What to produce =>
Give the entries again in full. Nothing may be altered.

(Supplied records)

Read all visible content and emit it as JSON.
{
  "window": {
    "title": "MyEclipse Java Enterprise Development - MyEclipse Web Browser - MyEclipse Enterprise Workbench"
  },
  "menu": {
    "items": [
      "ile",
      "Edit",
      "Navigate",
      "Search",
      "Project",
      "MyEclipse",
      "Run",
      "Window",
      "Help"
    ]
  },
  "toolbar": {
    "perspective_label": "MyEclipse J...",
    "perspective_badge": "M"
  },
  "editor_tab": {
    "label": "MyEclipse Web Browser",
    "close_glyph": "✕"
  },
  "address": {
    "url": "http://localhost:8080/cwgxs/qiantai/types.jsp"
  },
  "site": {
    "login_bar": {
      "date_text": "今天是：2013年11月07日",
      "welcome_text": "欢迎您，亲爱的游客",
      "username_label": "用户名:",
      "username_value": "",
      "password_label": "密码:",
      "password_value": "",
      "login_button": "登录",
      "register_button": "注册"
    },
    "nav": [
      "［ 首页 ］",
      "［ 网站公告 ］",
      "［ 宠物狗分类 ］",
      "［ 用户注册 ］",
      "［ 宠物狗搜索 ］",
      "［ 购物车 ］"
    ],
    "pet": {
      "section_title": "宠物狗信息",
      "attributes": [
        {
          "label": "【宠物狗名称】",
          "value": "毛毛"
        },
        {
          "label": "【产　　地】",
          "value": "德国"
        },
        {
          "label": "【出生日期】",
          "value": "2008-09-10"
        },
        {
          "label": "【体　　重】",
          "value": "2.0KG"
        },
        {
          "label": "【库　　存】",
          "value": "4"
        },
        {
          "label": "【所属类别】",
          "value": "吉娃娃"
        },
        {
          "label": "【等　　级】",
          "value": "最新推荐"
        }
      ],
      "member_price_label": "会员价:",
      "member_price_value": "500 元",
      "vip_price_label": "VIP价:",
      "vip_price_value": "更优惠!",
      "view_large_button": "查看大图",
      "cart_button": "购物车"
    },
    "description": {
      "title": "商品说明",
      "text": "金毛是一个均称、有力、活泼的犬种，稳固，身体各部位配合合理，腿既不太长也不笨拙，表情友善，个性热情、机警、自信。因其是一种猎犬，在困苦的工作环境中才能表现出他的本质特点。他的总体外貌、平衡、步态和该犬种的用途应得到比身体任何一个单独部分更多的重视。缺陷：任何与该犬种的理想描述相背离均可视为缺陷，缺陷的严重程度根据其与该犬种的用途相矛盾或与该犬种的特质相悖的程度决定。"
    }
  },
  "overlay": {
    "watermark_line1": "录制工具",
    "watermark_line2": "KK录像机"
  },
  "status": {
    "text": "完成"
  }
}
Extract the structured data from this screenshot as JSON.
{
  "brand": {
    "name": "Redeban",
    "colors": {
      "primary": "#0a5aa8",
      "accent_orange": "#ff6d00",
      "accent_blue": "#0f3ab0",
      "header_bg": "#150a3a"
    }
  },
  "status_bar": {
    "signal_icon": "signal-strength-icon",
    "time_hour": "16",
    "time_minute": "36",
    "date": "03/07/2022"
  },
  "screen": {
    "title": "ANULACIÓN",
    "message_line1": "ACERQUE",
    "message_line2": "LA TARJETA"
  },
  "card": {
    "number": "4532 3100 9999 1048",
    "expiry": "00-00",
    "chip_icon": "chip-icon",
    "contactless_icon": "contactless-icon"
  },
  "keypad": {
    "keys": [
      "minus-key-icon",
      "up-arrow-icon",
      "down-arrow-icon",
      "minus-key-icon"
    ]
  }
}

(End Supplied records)

Result for this exercise =>
Read all visible content and emit it as JSON.
{
  "window": {
    "title": "MyEclipse Java Enterprise Development - MyEclipse Web Browser - MyEclipse Enterprise Workbench"
  },
  "menu": {
    "items": [
      "ile",
      "Edit",
      "Navigate",
      "Search",
      "Project",
      "MyEclipse",
      "Run",
      "Window",
      "Help"
    ]
  },
  "toolbar": {
    "perspective_label": "MyEclipse J...",
    "perspective_badge": "M"
  },
  "editor_tab": {
    "label": "MyEclipse Web Browser",
    "close_glyph": "✕"
  },
  "address": {
    "url": "http://localhost:8080/cwgxs/qiantai/types.jsp"
  },
  "site": {
    "login_bar": {
      "date_text": "今天是：2013年11月07日",
      "welcome_text": "欢迎您，亲爱的游客",
      "username_label": "用户名:",
      "username_value": "",
      "password_label": "密码:",
      "password_value": "",
      "login_button": "登录",
      "register_button": "注册"
    },
    "nav": [
      "［ 首页 ］",
      "［ 网站公告 ］",
      "［ 宠物狗分类 ］",
      "［ 用户注册 ］",
      "［ 宠物狗搜索 ］",
      "［ 购物车 ］"
    ],
    "pet": {
      "section_title": "宠物狗信息",
      "attributes": [
        {
          "label": "【宠物狗名称】",
          "value": "毛毛"
        },
        {
          "label": "【产　　地】",
          "value": "德国"
        },
        {
          "label": "【出生日期】",
          "value": "2008-09-10"
        },
        {
          "label": "【体　　重】",
          "value": "2.0KG"
        },
        {
          "label": "【库　　存】",
          "value": "4"
        },
        {
          "label": "【所属类别】",
          "value": "吉娃娃"
        },
        {
          "label": "【等　　级】",
          "value": "最新推荐"
        }
      ],
      "member_price_label": "会员价:",
      "member_price_value": "500 元",
      "vip_price_label": "VIP价:",
      "vip_price_value": "更优惠!",
      "view_large_button": "查看大图",
      "cart_button": "购物车"
    },
    "description": {
      "title": "商品说明",
      "text": "金毛是一个均称、有力、活泼的犬种，稳固，身体各部位配合合理，腿既不太长也不笨拙，表情友善，个性热情、机警、自信。因其是一种猎犬，在困苦的工作环境中才能表现出他的本质特点。他的总体外貌、平衡、步态和该犬种的用途应得到比身体任何一个单独部分更多的重视。缺陷：任何与该犬种的理想描述相背离均可视为缺陷，缺陷的严重程度根据其与该犬种的用途相矛盾或与该犬种的特质相悖的程度决定。"
    }
  },
  "overlay": {
    "watermark_line1": "录制工具",
    "watermark_line2": "KK录像机"
  },
  "status": {
    "text": "完成"
  }
}
Extract the structured data from this screenshot as JSON.
{
  "brand": {
    "name": "Redeban",
    "colors": {
      "primary": "#0a5aa8",
      "accent_orange": "#ff6d00",
      "accent_blue": "#0f3ab0",
      "header_bg": "#150a3a"
    }
  },
  "status_bar": {
    "signal_icon": "signal-strength-icon",
    "time_hour": "16",
    "time_minute": "36",
    "date": "03/07/2022"
  },
  "screen": {
    "title": "ANULACIÓN",
    "message_line1": "ACERQUE",
    "message_line2": "LA TARJETA"
  },
  "card": {
    "number": "4532 3100 9999 1048",
    "expiry": "00-00",
    "chip_icon": "chip-icon",
    "contactless_icon": "contactless-icon"
  },
  "keypad": {
    "keys": [
      "minus-key-icon",
      "up-arrow-icon",
      "down-arrow-icon",
      "minus-key-icon"
    ]
  }
}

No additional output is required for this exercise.